Dr David Gilmartin1, Dr. Hussain Ahmad Khan2, Dr. Anand A Yang3, Dr. Jim Masselos4, Dr. Sandria B Freitag1
1North Carolina State University, United States, 2Government College Univ, Lahore, Pakistan, 3University of Washington, United States, 4SOPH, University of Sydney, Australia
Chair: Dr. Sandria B Freitag
Historians ask questions of the past prompted by challenges of the present. Can this approach be used to explore the future? Using crafts innovation and preservation – as these have intersected with livelihood – the panel’s case studies look through this window at the larger historical patterns characterizing the past, present, and potentially the future.
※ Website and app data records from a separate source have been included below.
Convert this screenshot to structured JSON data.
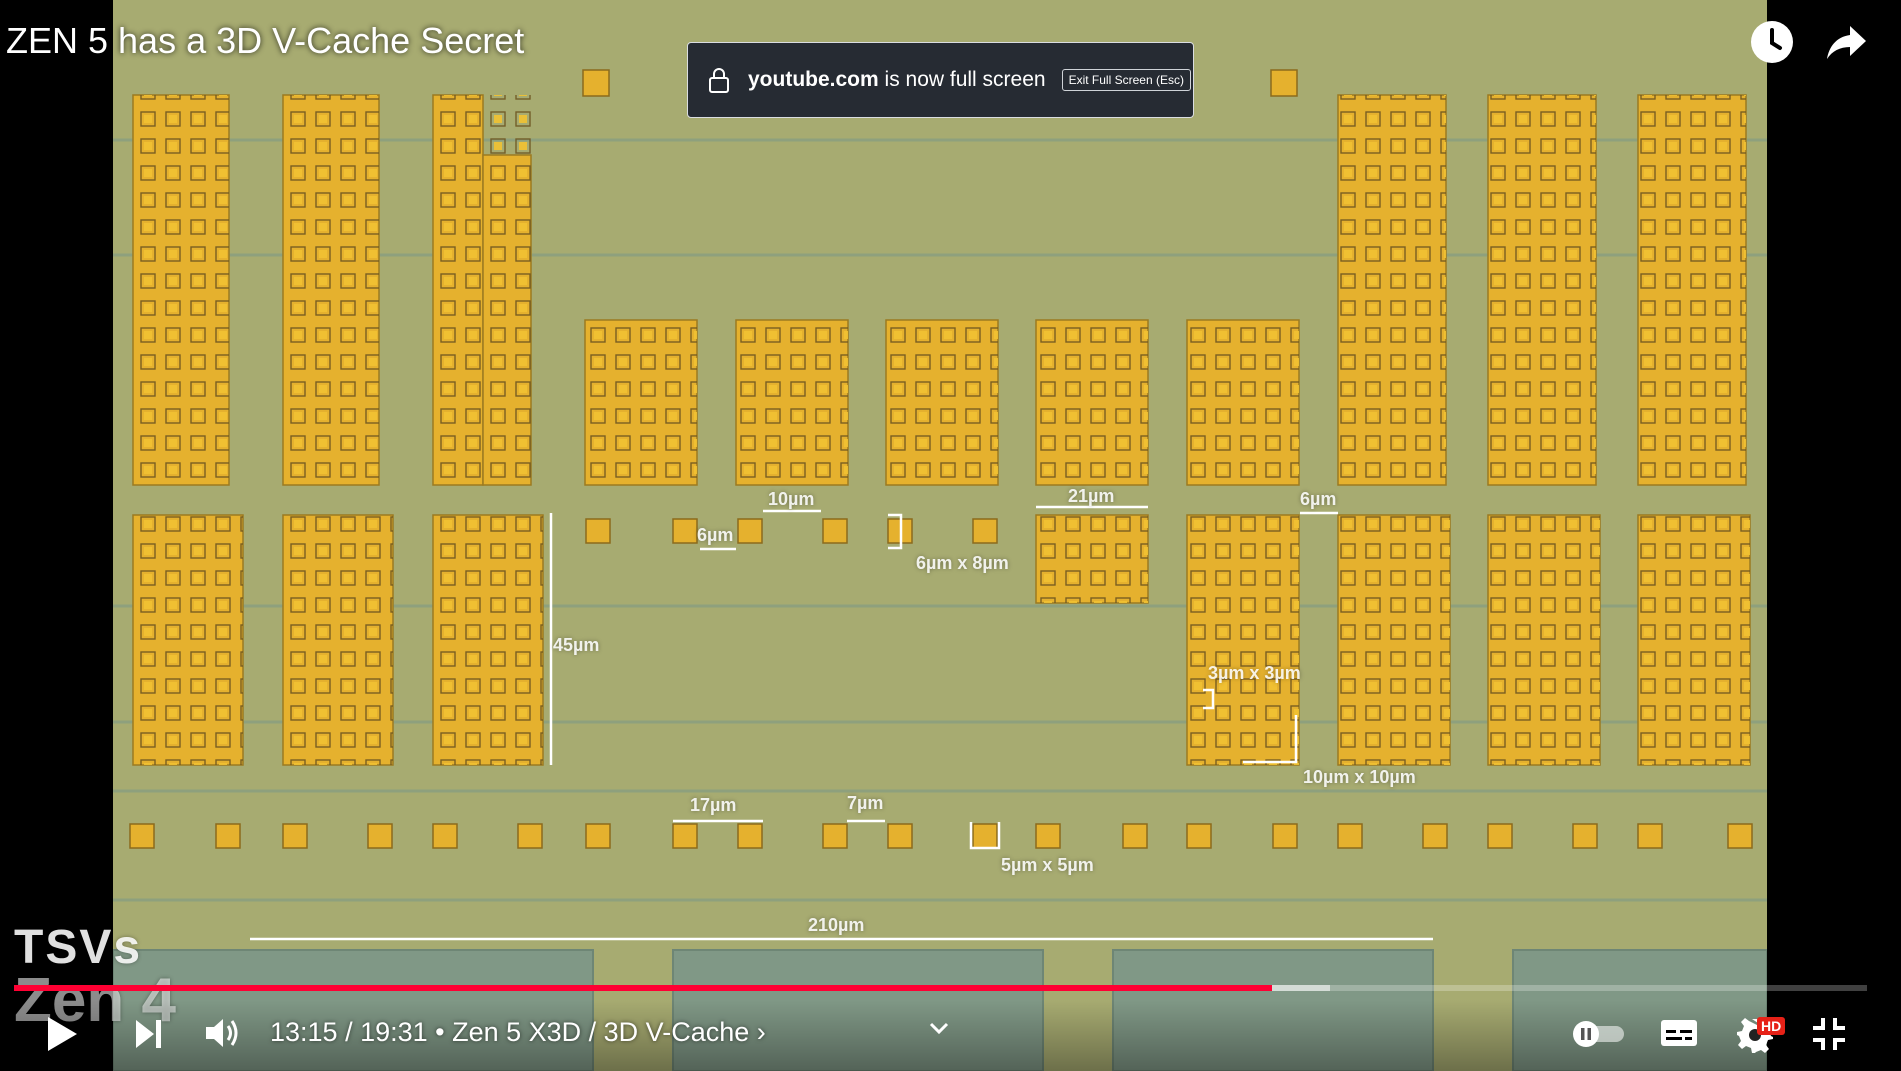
{
  "video": {
    "title": "ZEN 5 has a 3D V-Cache Secret",
    "measurements": [
      {
        "id": "m45",
        "text": "45µm"
      },
      {
        "id": "m10",
        "text": "10µm"
      },
      {
        "id": "m6a",
        "text": "6µm"
      },
      {
        "id": "m6x8",
        "text": "6µm x 8µm"
      },
      {
        "id": "m21",
        "text": "21µm"
      },
      {
        "id": "m6b",
        "text": "6µm"
      },
      {
        "id": "m3x3",
        "text": "3µm x 3µm"
      },
      {
        "id": "m10x10",
        "text": "10µm x 10µm"
      },
      {
        "id": "m17",
        "text": "17µm"
      },
      {
        "id": "m7",
        "text": "7µm"
      },
      {
        "id": "m5x5",
        "text": "5µm x 5µm"
      },
      {
        "id": "m210",
        "text": "210µm"
      }
    ],
    "overlay_tsvs": "TSVs",
    "overlay_zen4": "Zen 4"
  },
  "top_bar": {
    "watch_later_icon": "clock-icon",
    "share_icon": "share-arrow-icon"
  },
  "fullscreen_toast": {
    "domain": "youtube.com",
    "message": " is now full screen",
    "exit_label": "Exit Full Screen (Esc)",
    "lock_icon": "lock-icon"
  },
  "player": {
    "current_time": "13:15",
    "duration": "19:31",
    "chapter": "Zen 5 X3D / 3D V-Cache",
    "time_display": "13:15 / 19:31 • Zen 5 X3D / 3D V-Cache ›",
    "hd_badge": "HD",
    "played_fraction": 0.679,
    "buffered_fraction": 0.71,
    "colors": {
      "played": "#ff0033",
      "buffered": "rgba(255,255,255,0.55)",
      "track": "rgba(255,255,255,0.25)"
    },
    "icons": {
      "play": "play-icon",
      "next": "next-icon",
      "volume": "volume-icon",
      "chapter_expand": "chevron-down-icon",
      "autoplay": "autoplay-toggle-icon",
      "subtitles": "subtitles-icon",
      "settings": "gear-icon",
      "exit_fullscreen": "exit-fullscreen-icon"
    }
  }
}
These craft case studies populate an arena second only to agriculture in terms of employment, and dominant in the informal sector, which itself constitutes almost half India’s economy.
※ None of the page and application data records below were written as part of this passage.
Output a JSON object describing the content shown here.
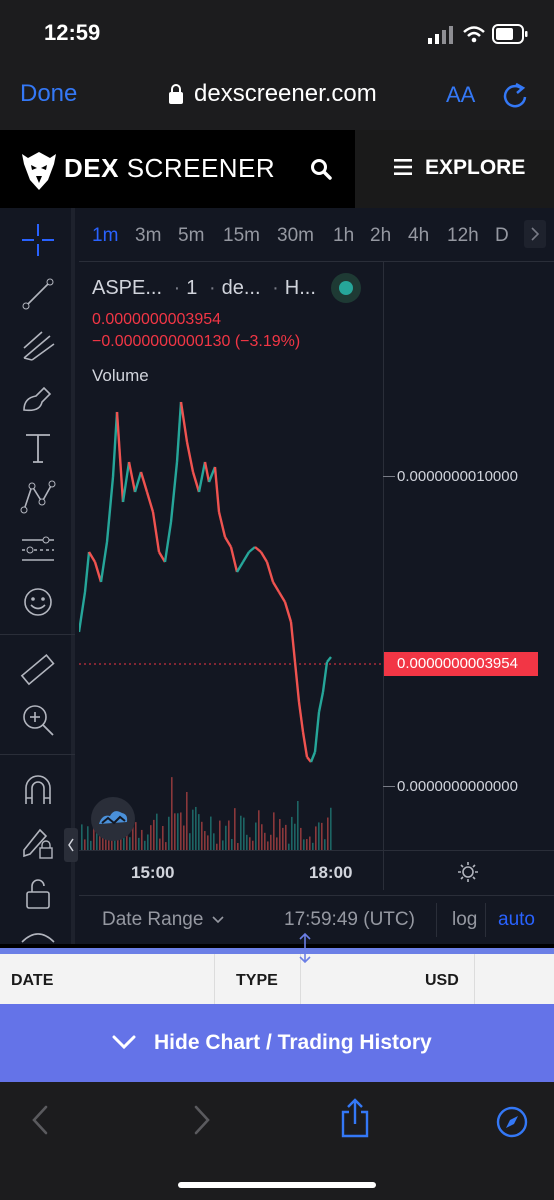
{
  "status_bar": {
    "time": "12:59"
  },
  "browser": {
    "done_label": "Done",
    "url": "dexscreener.com",
    "aa_label": "AA"
  },
  "header": {
    "brand_bold": "DEX",
    "brand_light": "SCREENER",
    "explore_label": "EXPLORE"
  },
  "chart": {
    "timeframes": [
      "1m",
      "3m",
      "5m",
      "15m",
      "30m",
      "1h",
      "2h",
      "4h",
      "12h",
      "D"
    ],
    "active_timeframe": "1m",
    "legend": {
      "symbol": "ASPE...",
      "interval": "1",
      "exchange": "de...",
      "extra": "H..."
    },
    "price": "0.0000000003954",
    "change": "−0.0000000000130 (−3.19%)",
    "volume_label": "Volume",
    "axis_labels": [
      "0.0000000010000",
      "0.0000000000000"
    ],
    "current_price_tag": "0.0000000003954",
    "time_labels": [
      "15:00",
      "18:00"
    ],
    "date_range_label": "Date Range",
    "clock": "17:59:49 (UTC)",
    "log_label": "log",
    "auto_label": "auto",
    "colors": {
      "up": "#26a69a",
      "down": "#ef5350"
    }
  },
  "trading_history": {
    "columns": [
      "DATE",
      "TYPE",
      "USD"
    ],
    "hide_button": "Hide Chart / Trading History"
  }
}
From studies that track Punjabi artisans’ resistance to British understandings of ‘craft’, and the innovative imperial introduction of carpet production as a form of ‘work’ in jails, to independent entrepreneurial creation of matchboxes (and fireworks packaging, leading to poster/calendar art) and its consumption/collection, ** our collective analyses culminate in examination of the changing relationship among state, market and society at the intersection of livelihood and preservation of traditional art forms. That these changes stand out dramatically in today’s developments draws our attention to the importance of past precedents for future possibilities.